§ Exercise prompt
Scan the entries below for the word "title" and copy every line in which it occurs.

§ Exercise material
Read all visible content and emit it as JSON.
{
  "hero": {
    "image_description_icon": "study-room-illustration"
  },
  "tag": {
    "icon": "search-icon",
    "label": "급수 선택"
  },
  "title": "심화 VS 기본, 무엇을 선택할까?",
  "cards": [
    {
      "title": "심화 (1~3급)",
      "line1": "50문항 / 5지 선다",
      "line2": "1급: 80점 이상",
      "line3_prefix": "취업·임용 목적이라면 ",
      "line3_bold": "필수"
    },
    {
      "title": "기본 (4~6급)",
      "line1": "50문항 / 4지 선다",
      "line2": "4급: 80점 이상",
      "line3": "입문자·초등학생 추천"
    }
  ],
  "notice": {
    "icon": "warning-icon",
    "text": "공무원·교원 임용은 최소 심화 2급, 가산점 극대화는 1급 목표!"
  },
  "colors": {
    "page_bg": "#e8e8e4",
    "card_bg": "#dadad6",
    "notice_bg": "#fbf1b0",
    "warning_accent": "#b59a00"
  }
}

§ Reply to the exercise
  "title": "심화 VS 기본, 무엇을 선택할까?",
      "title": "심화 (1~3급)",
      "title": "기본 (4~6급)",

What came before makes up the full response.